I found this mod posted on the Poor Man’s Watch Forum by the poster TheCeladon. I really love the job he’s done here making a radical transformation through very few steps. The Seiko SNK is one of worn&wound’s favorite affordable automatic watches. Part of the Seiko 5 line, the SNK features a trusted Seiko auto movement, exceptionally sturdy build for the sub-$100 price tag and rugged military good looks. With nothing more than a dremel, some paint, the right tools and some patience, TheCeladon has transformed the SNK into a minimal and modern piece.
The most noticeable difference between the original SNK and this mod is the dial. The dial has been sanded to remove all of the markings, given a matte black coat of paint for a base, and finally painted with white lacquer for the minimal hour markings and logo. I really like the look of this dial. It totally flips the SNK’s styling on its head by creating a clean and contemporary aesthetic.
But my favorite aspect of this SNK modification are the hour and second hands. The original hour hands of the SNK are a sharp sword shape. By painting a portion of them black and sanding the sharp tip just slightly, they take on a much simpler triangle shape that is soft enough to fit aesthetically with the rounded hour markings on the dial. The second hand has also been partially painted, removing the original red tip, and creating the look of a floating dot and line.
The forum poster also took the time to sand off the Seiko logo on the rear display crystal, which makes a lot of sense given the lack of Seiko branding anywhere else on the piece. Taken together, the modified hands, simplified face and lack of Seiko branding create a distinctly modern and sleek aesthetic.

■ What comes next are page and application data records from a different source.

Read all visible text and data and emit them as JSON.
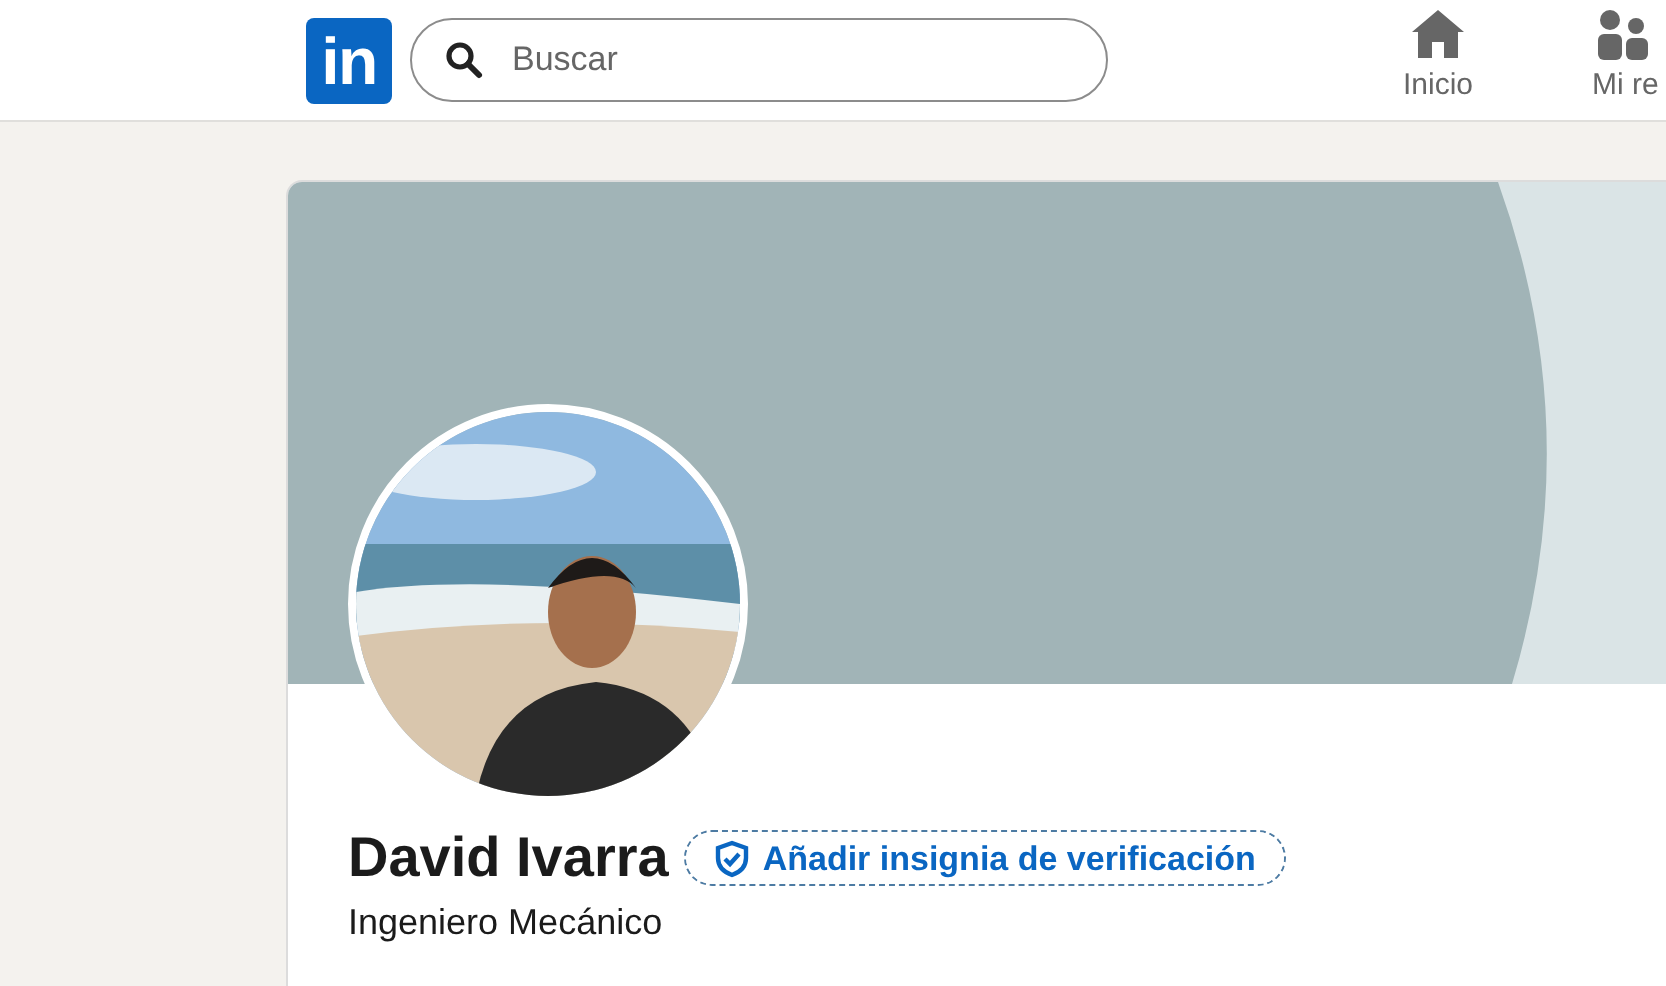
{
  "header": {
    "logo": "in",
    "search": {
      "placeholder": "Buscar"
    },
    "nav": [
      {
        "kind": "home",
        "label": "Inicio"
      },
      {
        "kind": "network",
        "label": "Mi re"
      }
    ]
  },
  "profile": {
    "name": "David Ivarra",
    "badge": "Añadir insignia de verificación",
    "headline": "Ingeniero Mecánico"
  }
}
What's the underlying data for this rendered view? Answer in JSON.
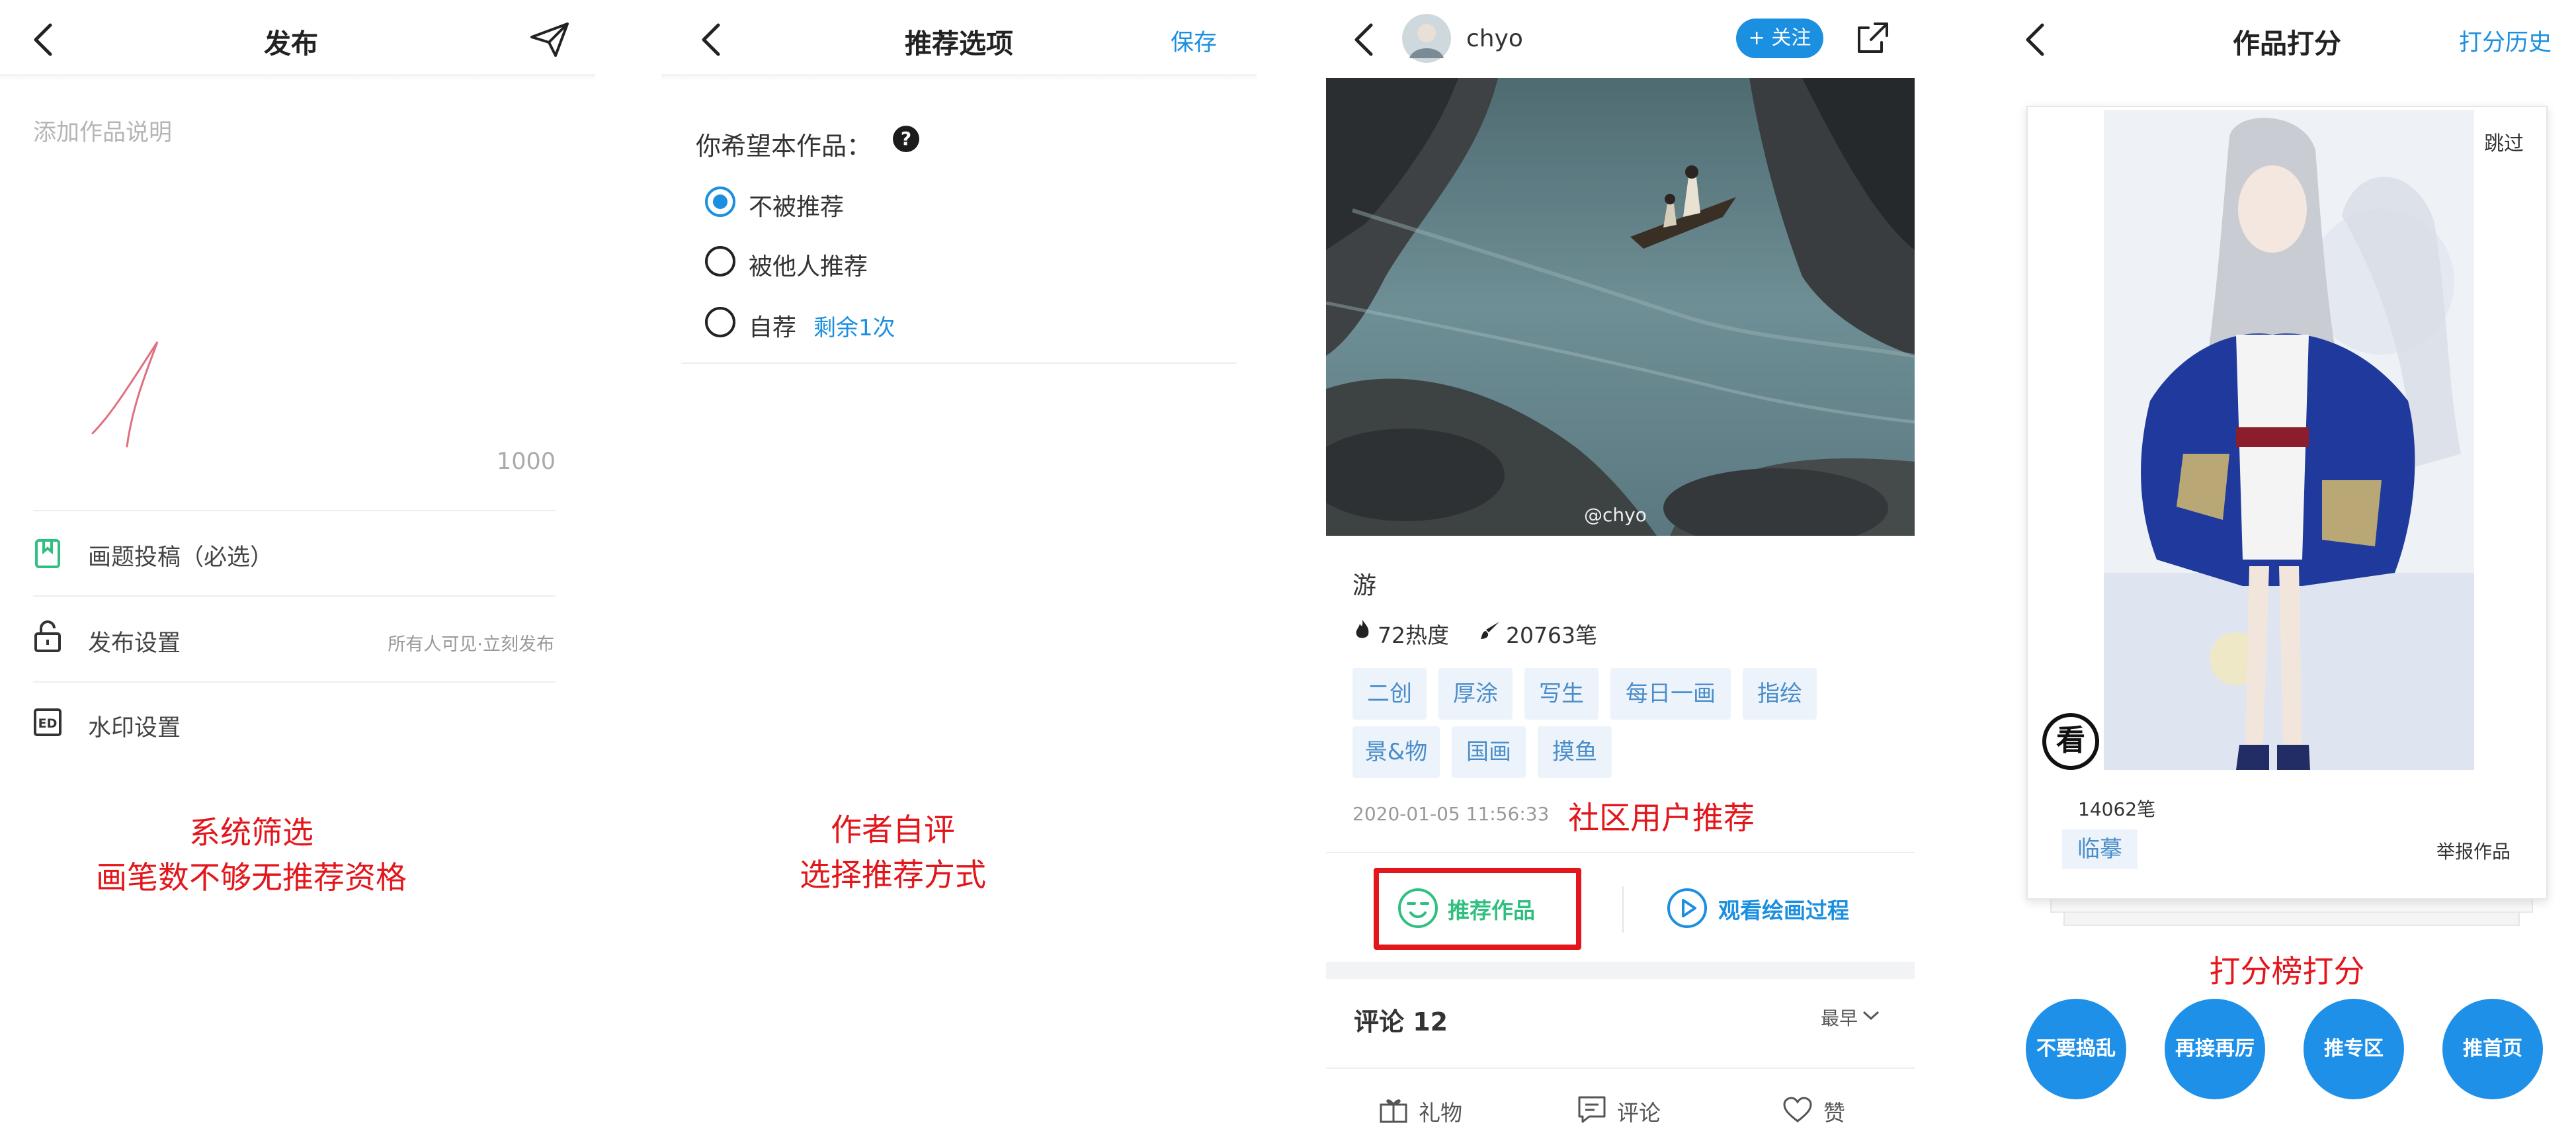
{
  "publish": {
    "title": "发布",
    "desc_placeholder": "添加作品说明",
    "char_count": "1000",
    "rows": [
      {
        "label": "画题投稿（必选）",
        "value": ""
      },
      {
        "label": "发布设置",
        "value": "所有人可见·立刻发布"
      },
      {
        "label": "水印设置",
        "value": ""
      }
    ],
    "annotation_line1": "系统筛选",
    "annotation_line2": "画笔数不够无推荐资格"
  },
  "recommend": {
    "title": "推荐选项",
    "save": "保存",
    "question": "你希望本作品：",
    "help_glyph": "?",
    "options": [
      {
        "label": "不被推荐",
        "selected": true
      },
      {
        "label": "被他人推荐",
        "selected": false
      },
      {
        "label": "自荐",
        "selected": false,
        "extra": "剩余1次"
      }
    ],
    "annotation_line1": "作者自评",
    "annotation_line2": "选择推荐方式"
  },
  "artwork": {
    "username": "chyo",
    "follow": "+ 关注",
    "watermark": "@chyo",
    "work_title": "游",
    "heat": "72热度",
    "strokes": "20763笔",
    "tags_row1": [
      "二创",
      "厚涂",
      "写生",
      "每日一画",
      "指绘"
    ],
    "tags_row2": [
      "景&物",
      "国画",
      "摸鱼"
    ],
    "date": "2020-01-05 11:56:33",
    "annotation": "社区用户推荐",
    "recommend_btn": "推荐作品",
    "watch_btn": "观看绘画过程",
    "comments": "评论 12",
    "sort": "最早",
    "bottom_bar": [
      "礼物",
      "评论",
      "赞"
    ]
  },
  "rating": {
    "title": "作品打分",
    "history": "打分历史",
    "skip": "跳过",
    "look_glyph": "看",
    "strokes": "14062笔",
    "tag": "临摹",
    "report": "举报作品",
    "annotation": "打分榜打分",
    "buttons": [
      "不要捣乱",
      "再接再厉",
      "推专区",
      "推首页"
    ]
  },
  "colors": {
    "accent": "#1b8fe0",
    "annotation_red": "#e3161b",
    "recommend_green": "#2fc07f",
    "tag_bg": "#ecf3fb"
  },
  "icons": [
    "back-arrow-icon",
    "send-icon",
    "bookmark-icon",
    "lock-icon",
    "watermark-icon",
    "help-icon",
    "share-icon",
    "flame-icon",
    "brush-icon",
    "smile-face-icon",
    "play-icon",
    "chevron-down-icon",
    "gift-icon",
    "comment-icon",
    "heart-icon",
    "look-stamp-icon"
  ]
}
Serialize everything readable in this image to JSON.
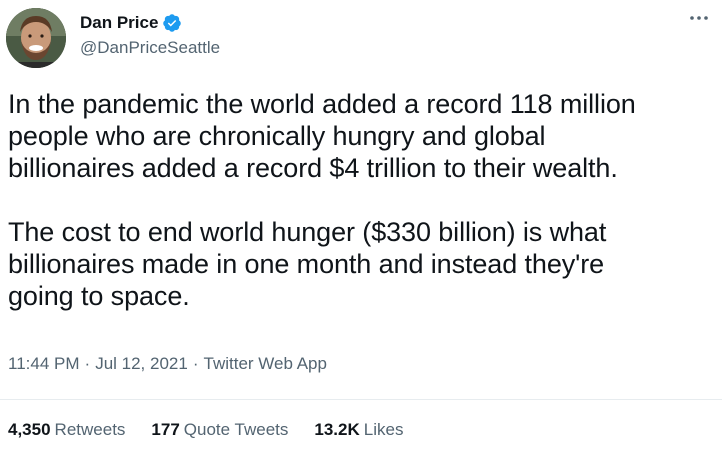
{
  "author": {
    "name": "Dan Price",
    "handle": "@DanPriceSeattle",
    "verified": true,
    "verified_color": "#1d9bf0"
  },
  "tweet": {
    "paragraph_1": "In the pandemic the world added a record 118 million\npeople who are chronically hungry and global\nbillionaires added a record $4 trillion to their wealth.",
    "paragraph_2": "The cost to end world hunger ($330 billion) is what\nbillionaires made in one month and instead they're\ngoing to space."
  },
  "meta": {
    "time": "11:44 PM",
    "separator": "·",
    "date": "Jul 12, 2021",
    "source": "Twitter Web App"
  },
  "stats": {
    "retweets_count": "4,350",
    "retweets_label": "Retweets",
    "quotes_count": "177",
    "quotes_label": "Quote Tweets",
    "likes_count": "13.2K",
    "likes_label": "Likes"
  },
  "icons": {
    "more": "more-horizontal-icon",
    "verified": "verified-badge-icon"
  },
  "colors": {
    "text_primary": "#0f1419",
    "text_secondary": "#536471",
    "divider": "#e7ecef"
  }
}
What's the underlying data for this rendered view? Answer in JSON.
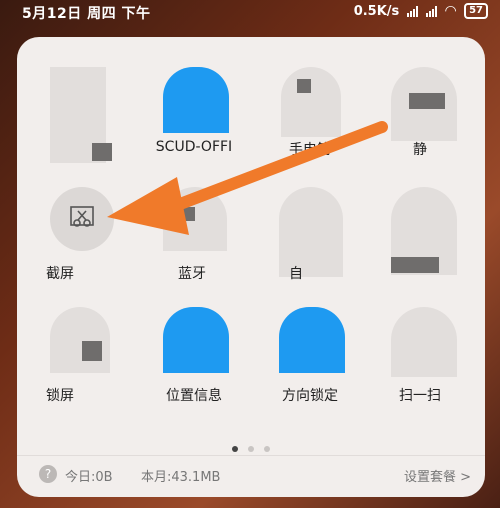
{
  "status": {
    "time": "5月12日 周四 下午",
    "speed": "0.5K/s",
    "wifi_icon": "wifi-icon",
    "battery": "57"
  },
  "tiles": [
    {
      "label": "",
      "icon": "blurred-icon"
    },
    {
      "label": "SCUD-OFFI",
      "icon": "blurred-icon"
    },
    {
      "label": "手电筒",
      "icon": "blurred-icon"
    },
    {
      "label": "静",
      "icon": "blurred-icon"
    },
    {
      "label": "截屏",
      "icon": "screenshot-icon"
    },
    {
      "label": "蓝牙",
      "icon": "blurred-icon"
    },
    {
      "label": "自",
      "icon": "blurred-icon"
    },
    {
      "label": "",
      "icon": "blurred-icon"
    },
    {
      "label": "锁屏",
      "icon": "blurred-icon"
    },
    {
      "label": "位置信息",
      "icon": "blurred-icon"
    },
    {
      "label": "方向锁定",
      "icon": "blurred-icon"
    },
    {
      "label": "扫一扫",
      "icon": "blurred-icon"
    }
  ],
  "footer": {
    "help": "?",
    "today": "今日:0B",
    "month": "本月:43.1MB",
    "settings": "设置套餐 >"
  },
  "colors": {
    "accent_blue": "#1e9af1",
    "arrow": "#f07a2a",
    "panel": "#f2eeec"
  }
}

Of course, though the methodologies implemented here seem simple, they do require the dismantling of the watch. A tricky endeavor only to be tried by those with experience. Looking ahead, I hope to take a look at the many other facets of watch modding culture, from people who sell modded watches, companies that mod certain components for a price and of course, the many, many brave home modders who create one of a kind pieces. So check back in the coming months to see more, and feel free to join in on the conversation. Leave a comment, hit us up on twitter or shoot us an email with your favorite mods.
photos via PMWF poster TheCeladon